Mounting evidence shows an important role for calcium and ROS interplay in fine-tuning cellular signalling and physiological responses, thereby regulating aging and age-related disorders.
Calcium (Ca2+) and reactive oxygen species (ROS) are essential biological messengers that regulate a plethora of cellular signalling cascades and physiological responses. Given their critical role in cellular and organismal homeostasis, it is not surprising that disruptions to Ca2+ and ROS balance have been implicated in various human diseases.
Longevity.Technology: More recently, Ca2+ and ROS imbalances have been linked to aging, suggesting that Ca2+– and ROS-modulating agents may represent a valuable approach to treat age-related disorders, including cancer, neurodegenerative conditions, diabetes, and cardiovascular diseases .
Intracellular Ca2+ levels are important determinants of the activation status of numerous cellular proteins, including calcineurin (CaN) and calmodulin (CaM). Additionally, Ca2+ regulates membrane potential and production of adenosine triphosphate (ATP) and other key metabolic molecules. Importantly, elevated Ca2+ levels within mitochondria induce cell death. Therefore, intracellular Ca2+ levels are tightly regulated by channels that transport Ca2+ ions between cytosol, cellular compartments, and the extracellular space .
In contrast to Ca2+ that is shuffled between different cellular compartments, ROS are generated continuously during intracellular metabolic reactions—especially in mitochondria, the “energy-producing engine of the cells”. As they are unstable and highly reactive, ROS interact with and damage various cellular components, including proteins, lipids, and DNA. Hence, sophisticated cellular mechanisms and detoxifying enzymes exist to maintain intracellular ROS levels under control and prevent oxidative stress and ROS-mediated cell damage .
Mounting evidence from animal models and isolated human cells suggests a close interplay between Ca2+ and ROS signalling during aging, and that this interplay plays a critical role in the development and progression of numerous age-related disorders.
Specifically, ROS modulate the activity of Ca2+ signalling pathway components (e.g., Ca2+ transporters), which in turn, regulate ROS production systems (e.g., mitochondrial respiration and NADPH oxidases) [1, 2]; this crosstalk creates a complex feedback loop, wherein the intracellular levels of Ca2+ regulate ROS homeostasis and vice versa.
A representative example of the importance of Ca2+-ROS crosstalk in age-related diseases is the study by Togashi et al.  showing that hydrogen peroxide-induced Ca2+ influx promotes insulin secretion in pancreatic β cells, linking Ca2+/ROS signalling to type 2 diabetes. Furthermore, Cali et al.  reported that ROS-mediated oxidative stress disrupts Ca2+ homeostasis, affecting neuronal function and potentially causing age-related neurodegenerative diseases, including Parkinson’s disease and Alzheimer’s disease.

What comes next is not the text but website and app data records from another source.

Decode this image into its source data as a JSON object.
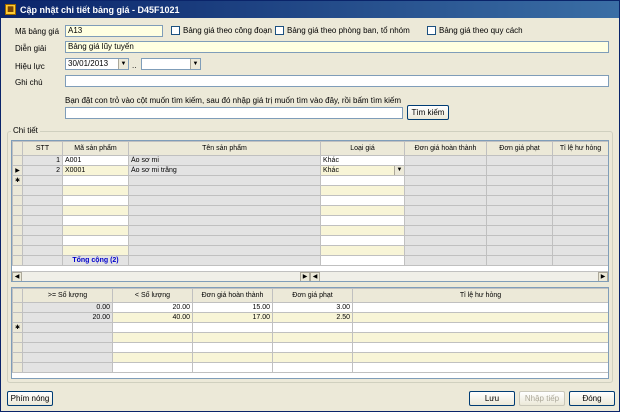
{
  "window": {
    "title": "Cập nhật chi tiết bảng giá - D45F1021",
    "icon": "app-icon"
  },
  "form": {
    "ma_bang_gia_label": "Mã bảng giá",
    "ma_bang_gia_value": "A13",
    "chk1_label": "Bảng giá theo công đoạn",
    "chk2_label": "Bảng giá theo phòng ban, tổ nhóm",
    "chk3_label": "Bảng giá theo quy cách",
    "dien_giai_label": "Diễn giải",
    "dien_giai_value": "Bảng giá lũy tuyến",
    "hieu_luc_label": "Hiệu lực",
    "hieu_luc_from": "30/01/2013",
    "hieu_luc_sep": "..",
    "hieu_luc_to": "",
    "ghi_chu_label": "Ghi chú",
    "ghi_chu_value": "",
    "search_hint": "Bạn đặt con trỏ vào cột muốn tìm kiếm, sau đó nhập giá trị muốn tìm vào đây, rồi bấm tìm kiếm",
    "search_value": "",
    "search_button": "Tìm kiếm"
  },
  "detail": {
    "group_title": "Chi tiết",
    "columns": [
      "STT",
      "Mã sản phẩm",
      "Tên sản phẩm",
      "Loại giá",
      "Đơn giá hoàn thành",
      "Đơn giá phạt",
      "Tỉ lệ hư hỏng"
    ],
    "rows": [
      {
        "stt": "1",
        "ma": "A001",
        "ten": "Áo sơ mi",
        "loai": "Khác"
      },
      {
        "stt": "2",
        "ma": "X0001",
        "ten": "Áo sơ mi trắng",
        "loai": "Khác"
      }
    ],
    "total_label": "Tổng cộng (2)"
  },
  "price": {
    "columns": [
      ">= Số lượng",
      "< Số lượng",
      "Đơn giá hoàn thành",
      "Đơn giá phạt",
      "Tỉ lệ hư hỏng"
    ],
    "rows": [
      {
        "min": "0.00",
        "max": "20.00",
        "dg": "15.00",
        "phat": "3.00",
        "tl": ""
      },
      {
        "min": "20.00",
        "max": "40.00",
        "dg": "17.00",
        "phat": "2.50",
        "tl": ""
      }
    ]
  },
  "footer": {
    "hotkey": "Phím nóng",
    "save": "Lưu",
    "next": "Nhập tiếp",
    "close": "Đóng"
  }
}
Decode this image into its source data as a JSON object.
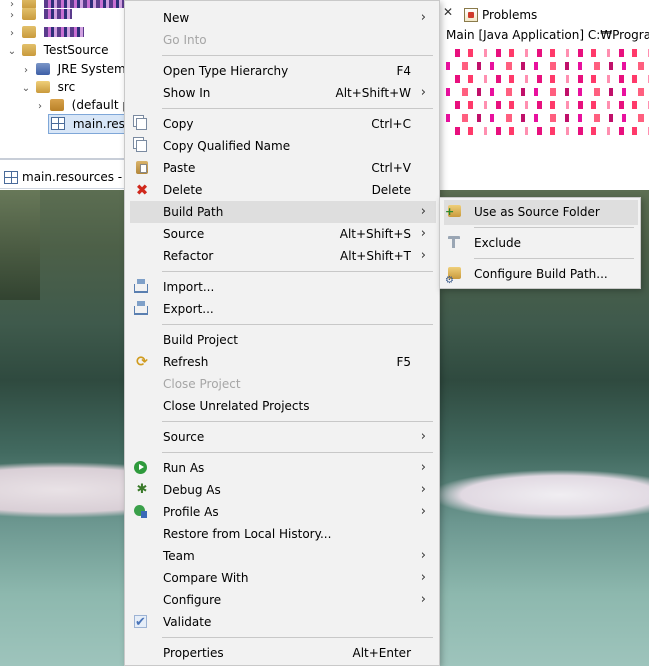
{
  "tree": {
    "project_name": "TestSource",
    "jre_label": "JRE System L",
    "src_label": "src",
    "default_package_label": "(default pa",
    "selected_label": "main.reso"
  },
  "problems_panel": {
    "tab_title": "Problems",
    "console_header": "Main [Java Application] C:₩Program F"
  },
  "editor": {
    "tab_title": "main.resources - Te"
  },
  "context_menu": {
    "items": [
      {
        "label": "New",
        "accel": "",
        "submenu": true,
        "enabled": true
      },
      {
        "label": "Go Into",
        "accel": "",
        "submenu": false,
        "enabled": false
      },
      {
        "label": "Open Type Hierarchy",
        "accel": "F4",
        "submenu": false,
        "enabled": true
      },
      {
        "label": "Show In",
        "accel": "Alt+Shift+W",
        "submenu": true,
        "enabled": true
      },
      {
        "label": "Copy",
        "accel": "Ctrl+C",
        "submenu": false,
        "enabled": true,
        "icon": "copy-icon"
      },
      {
        "label": "Copy Qualified Name",
        "accel": "",
        "submenu": false,
        "enabled": true,
        "icon": "copy-icon"
      },
      {
        "label": "Paste",
        "accel": "Ctrl+V",
        "submenu": false,
        "enabled": true,
        "icon": "paste-icon"
      },
      {
        "label": "Delete",
        "accel": "Delete",
        "submenu": false,
        "enabled": true,
        "icon": "delete-icon"
      },
      {
        "label": "Build Path",
        "accel": "",
        "submenu": true,
        "enabled": true
      },
      {
        "label": "Source",
        "accel": "Alt+Shift+S",
        "submenu": true,
        "enabled": true
      },
      {
        "label": "Refactor",
        "accel": "Alt+Shift+T",
        "submenu": true,
        "enabled": true
      },
      {
        "label": "Import...",
        "accel": "",
        "submenu": false,
        "enabled": true,
        "icon": "import-icon"
      },
      {
        "label": "Export...",
        "accel": "",
        "submenu": false,
        "enabled": true,
        "icon": "export-icon"
      },
      {
        "label": "Build Project",
        "accel": "",
        "submenu": false,
        "enabled": true
      },
      {
        "label": "Refresh",
        "accel": "F5",
        "submenu": false,
        "enabled": true,
        "icon": "refresh-icon"
      },
      {
        "label": "Close Project",
        "accel": "",
        "submenu": false,
        "enabled": false
      },
      {
        "label": "Close Unrelated Projects",
        "accel": "",
        "submenu": false,
        "enabled": true
      },
      {
        "label": "Source",
        "accel": "",
        "submenu": true,
        "enabled": true
      },
      {
        "label": "Run As",
        "accel": "",
        "submenu": true,
        "enabled": true,
        "icon": "run-icon"
      },
      {
        "label": "Debug As",
        "accel": "",
        "submenu": true,
        "enabled": true,
        "icon": "debug-icon"
      },
      {
        "label": "Profile As",
        "accel": "",
        "submenu": true,
        "enabled": true,
        "icon": "profile-icon"
      },
      {
        "label": "Restore from Local History...",
        "accel": "",
        "submenu": false,
        "enabled": true
      },
      {
        "label": "Team",
        "accel": "",
        "submenu": true,
        "enabled": true
      },
      {
        "label": "Compare With",
        "accel": "",
        "submenu": true,
        "enabled": true
      },
      {
        "label": "Configure",
        "accel": "",
        "submenu": true,
        "enabled": true
      },
      {
        "label": "Validate",
        "accel": "",
        "submenu": false,
        "enabled": true,
        "icon": "checkbox-icon"
      },
      {
        "label": "Properties",
        "accel": "Alt+Enter",
        "submenu": false,
        "enabled": true
      }
    ]
  },
  "build_path_submenu": {
    "items": [
      {
        "label": "Use as Source Folder",
        "icon": "use-as-source-folder-icon"
      },
      {
        "label": "Exclude",
        "icon": "exclude-icon"
      },
      {
        "label": "Configure Build Path...",
        "icon": "configure-build-path-icon"
      }
    ]
  }
}
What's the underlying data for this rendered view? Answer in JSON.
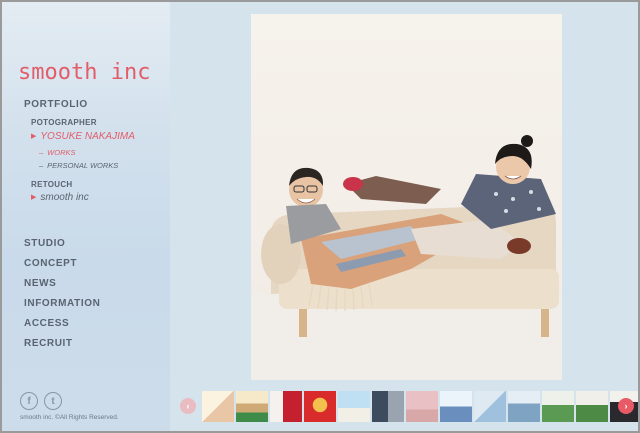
{
  "brand": {
    "logo": "smooth inc"
  },
  "nav": {
    "portfolio": "PORTFOLIO",
    "potographer": "POTOGRAPHER",
    "photographer_name": "YOSUKE NAKAJIMA",
    "works": "WORKS",
    "personal_works": "PERSONAL WORKS",
    "retouch": "RETOUCH",
    "retouch_name": "smooth inc",
    "studio": "STUDIO",
    "concept": "CONCEPT",
    "news": "NEWS",
    "information": "INFORMATION",
    "access": "ACCESS",
    "recruit": "RECRUIT"
  },
  "social": {
    "facebook": "f",
    "twitter": "t"
  },
  "footer": {
    "copyright": "smooth inc. ©All Rights Reserved."
  },
  "colors": {
    "accent": "#e25d6a",
    "nav_text": "#5a6470",
    "background": "#d4e3ec"
  },
  "gallery": {
    "prev_icon": "‹",
    "next_icon": "›",
    "thumbnails": 13
  }
}
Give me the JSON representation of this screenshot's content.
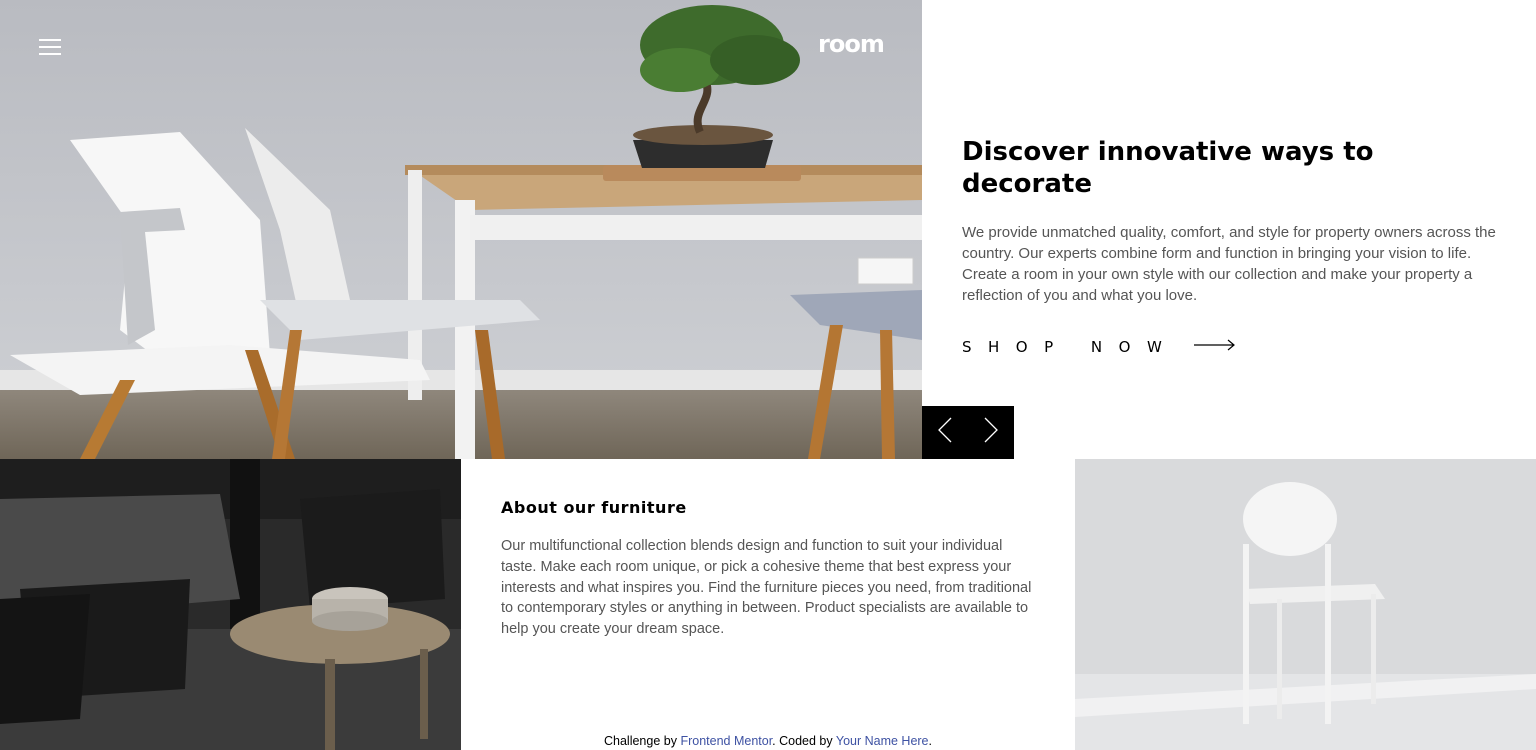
{
  "header": {
    "logo_text": "room",
    "menu_icon": "hamburger-menu-icon"
  },
  "hero": {
    "title": "Discover innovative ways to decorate",
    "description": "We provide unmatched quality, comfort, and style for property owners across the country. Our experts combine form and function in bringing your vision to life. Create a room in your own style with our collection and make your property a reflection of you and what you love.",
    "cta_label": "SHOP NOW",
    "cta_icon": "arrow-right-icon"
  },
  "slider": {
    "prev_icon": "chevron-left-icon",
    "next_icon": "chevron-right-icon"
  },
  "about": {
    "title": "About our furniture",
    "description": "Our multifunctional collection blends design and function to suit your individual taste. Make each room unique, or pick a cohesive theme that best express your interests and what inspires you. Find the furniture pieces you need, from traditional to contemporary styles or anything in between. Product specialists are available to help you create your dream space."
  },
  "attribution": {
    "prefix": "Challenge by ",
    "link1": "Frontend Mentor",
    "middle": ". Coded by ",
    "link2": "Your Name Here",
    "suffix": "."
  },
  "colors": {
    "text_dark": "#000000",
    "text_body": "#555555",
    "link": "#3e52a3",
    "control_bg": "#000000"
  }
}
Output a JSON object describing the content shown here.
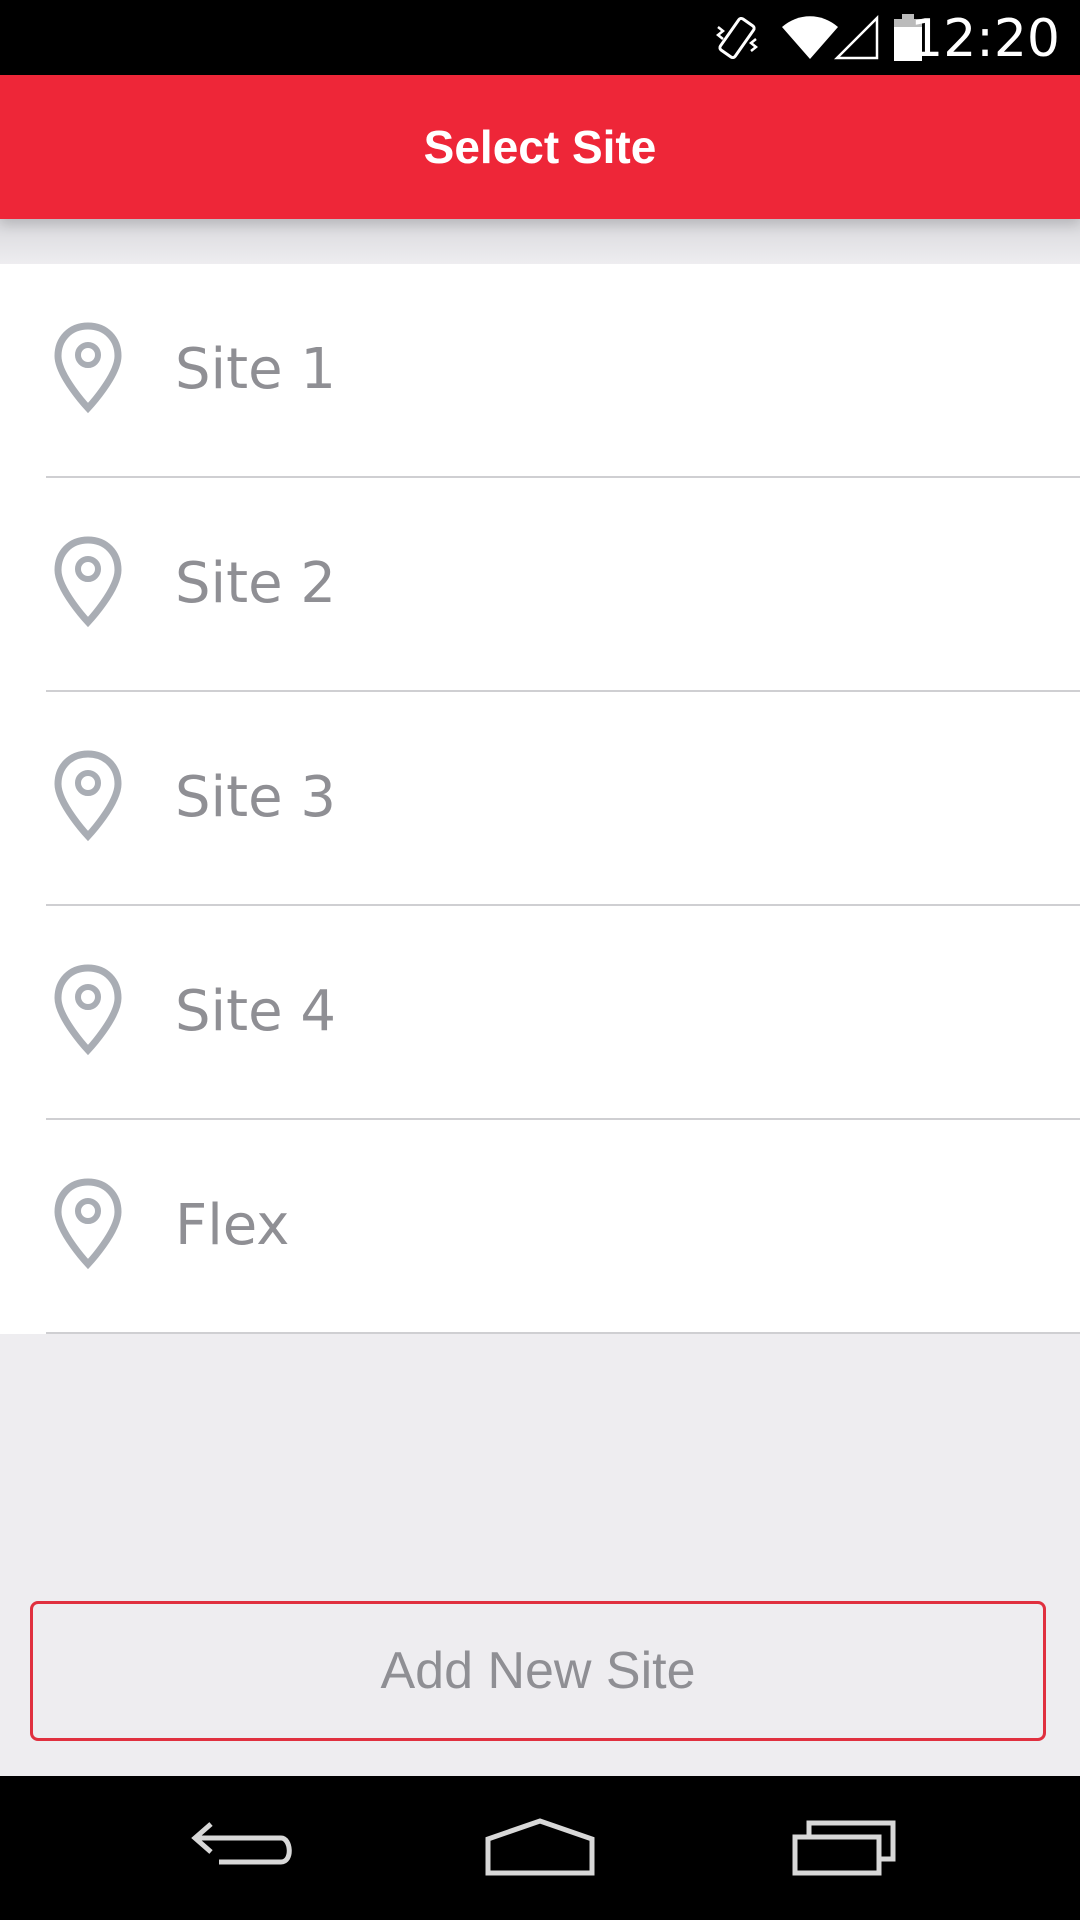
{
  "status_bar": {
    "time": "12:20",
    "icons": [
      "vibrate-icon",
      "wifi-icon",
      "signal-icon",
      "battery-icon"
    ]
  },
  "app_bar": {
    "title": "Select Site",
    "color": "#ee2638"
  },
  "sites": [
    {
      "label": "Site 1",
      "icon": "location-pin-icon"
    },
    {
      "label": "Site 2",
      "icon": "location-pin-icon"
    },
    {
      "label": "Site 3",
      "icon": "location-pin-icon"
    },
    {
      "label": "Site 4",
      "icon": "location-pin-icon"
    },
    {
      "label": "Flex",
      "icon": "location-pin-icon"
    }
  ],
  "add_button": {
    "label": "Add New Site",
    "border_color": "#e0303f"
  },
  "nav_bar": {
    "buttons": [
      "back-icon",
      "home-icon",
      "recents-icon"
    ]
  }
}
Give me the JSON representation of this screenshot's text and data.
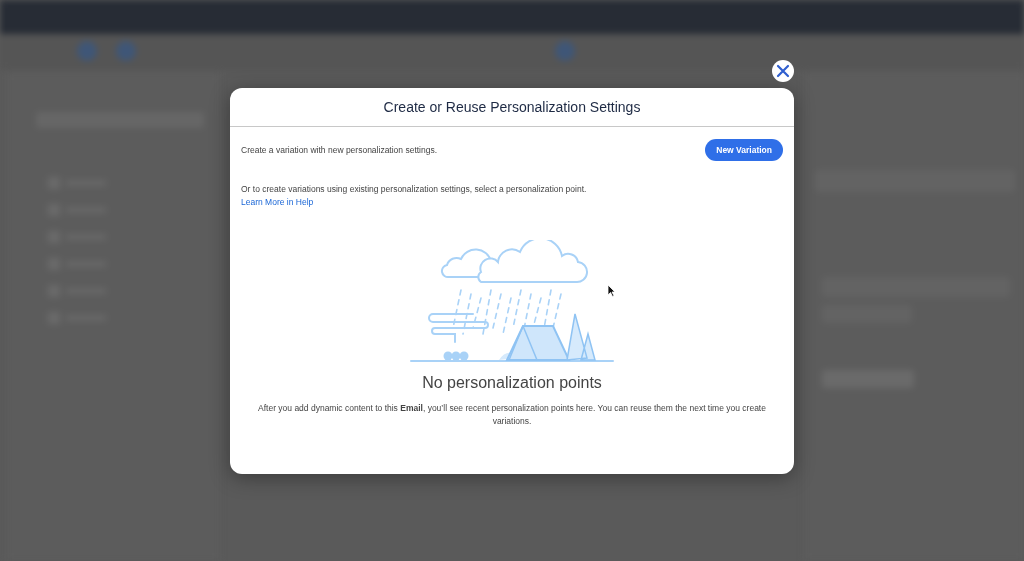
{
  "dialog": {
    "title": "Create or Reuse Personalization Settings",
    "intro": "Create a variation with new personalization settings.",
    "primary_button": "New Variation",
    "reuse_text": "Or to create variations using existing personalization settings, select a personalization point.",
    "help_link": "Learn More in Help",
    "empty_title": "No personalization points",
    "empty_text": "After you add dynamic content to this **Email**, you’ll see recent personalization points here. You can reuse them the next time you create variations."
  }
}
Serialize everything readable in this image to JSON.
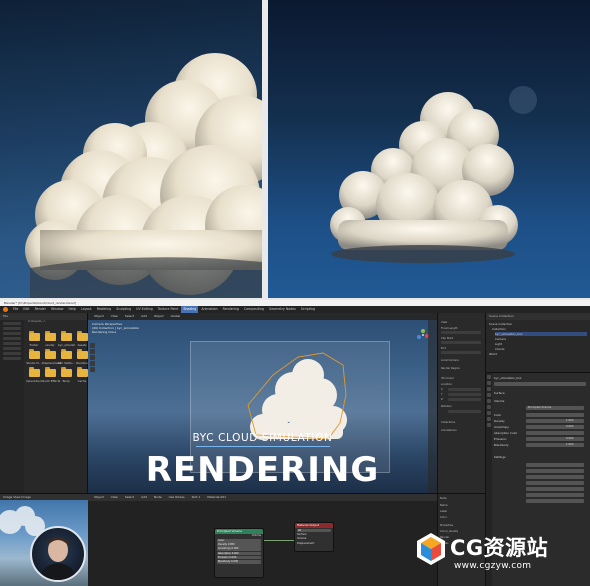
{
  "window": {
    "title": "Blender* [D:\\Projects\\Cloud\\cloud_render.blend]"
  },
  "menubar": {
    "items": [
      "File",
      "Edit",
      "Render",
      "Window",
      "Help",
      "Layout",
      "Modeling",
      "Sculpting",
      "UV Editing",
      "Texture Paint",
      "Shading",
      "Animation",
      "Rendering",
      "Compositing",
      "Geometry Nodes",
      "Scripting"
    ],
    "active": "Shading"
  },
  "file_browser": {
    "header": "File",
    "path": "C:\\Users\\...\\",
    "folders": [
      "Folder",
      "render",
      "byc_simulat",
      "Assets",
      "Studio Cl...",
      "Displacement",
      "Sim Settin...",
      "Renders",
      "OpenCloud",
      "Quick Effects",
      "Temp",
      "Cache"
    ]
  },
  "viewport": {
    "header_items": [
      "Object",
      "View",
      "Select",
      "Add",
      "Object",
      "Global"
    ],
    "info_lines": [
      "Camera Perspective",
      "(40) Collection | byc_simulation",
      "Rendering Done"
    ],
    "overlay_title": "BYC CLOUD SIMULATION",
    "overlay_big": "RENDERING"
  },
  "props_mid": {
    "labels": [
      "View",
      "Focal Length",
      "Clip Start",
      "End",
      "Local Camera",
      "Render Region",
      "3D Cursor",
      "Location",
      "X",
      "Y",
      "Z",
      "Rotation",
      "Collections",
      "Annotations"
    ]
  },
  "outliner": {
    "header": "Scene Collection",
    "items": [
      "Scene Collection",
      "Collection",
      "byc_simulation_box",
      "Camera",
      "Light",
      "Clouds",
      "World"
    ],
    "selected": "byc_simulation_box"
  },
  "properties": {
    "sections": [
      "byc_simulation_box",
      "Surface",
      "Volume",
      "Principled Volume",
      "Color",
      "Density",
      "Anisotropy",
      "Absorption Color",
      "Emission",
      "Blackbody",
      "Settings"
    ],
    "values": [
      "Principled Volume",
      "1.000",
      "0.000",
      "0.000",
      "1.000"
    ]
  },
  "shader_editor": {
    "header_items": [
      "Object",
      "View",
      "Select",
      "Add",
      "Node",
      "Use Nodes",
      "Slot 1",
      "Material.001"
    ],
    "nodes": {
      "volume": {
        "title": "Principled Volume",
        "fields": [
          "Volume",
          "Color",
          "Density 0.850",
          "Anisotropy 0.000",
          "Absorption 0.000",
          "Emission 0.000",
          "Blackbody 0.000",
          "Temperature 1000"
        ]
      },
      "output": {
        "title": "Material Output",
        "rows": [
          "All",
          "Surface",
          "Volume",
          "Displacement"
        ]
      }
    }
  },
  "shader_n_panel": {
    "labels": [
      "Node",
      "Name",
      "Label",
      "Color",
      "Properties",
      "Cloud_density",
      "Render",
      "Cycles"
    ]
  },
  "render_preview": {
    "header": "Image  View  Image"
  },
  "watermark": {
    "text": "CG资源站",
    "url": "www.cgzyw.com"
  },
  "colors": {
    "accent": "#4772b3",
    "blender_orange": "#e87d0d",
    "folder": "#e7b43e",
    "node_volume": "#2f8159",
    "node_output": "#8a2a2a",
    "overlay_line": "#78b6f0"
  }
}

Cancer is another disease strongly associated with aging. Holzmann et al.  have shown that ROS-mediated alterations in Ca2+ signalling promoted cell survival in prostate cancer cells. Interestingly, Tosatto et al.  uncovered a link between Ca2+, ROS, and HIF-1α, which was key to breast cancer progression. Notably, decreased expression of the mitochondrial Ca2+ uniporter (MCU) impaired ROS production, reducing HIF-1α levels and thereby inhibiting tumour growth and cancer cell migration.
The overwhelming evidence of the essential role of the extensive crosstalk between Ca2+ and ROS homeostasis during aging calls for further comprehensive studies of the role of Ca2+/ROS signalling in cellular senescence and organismal aging, which will facilitate the development of novel Ca2+– and ROS-modulating strategies to combat age-related disorders and extend healthspan.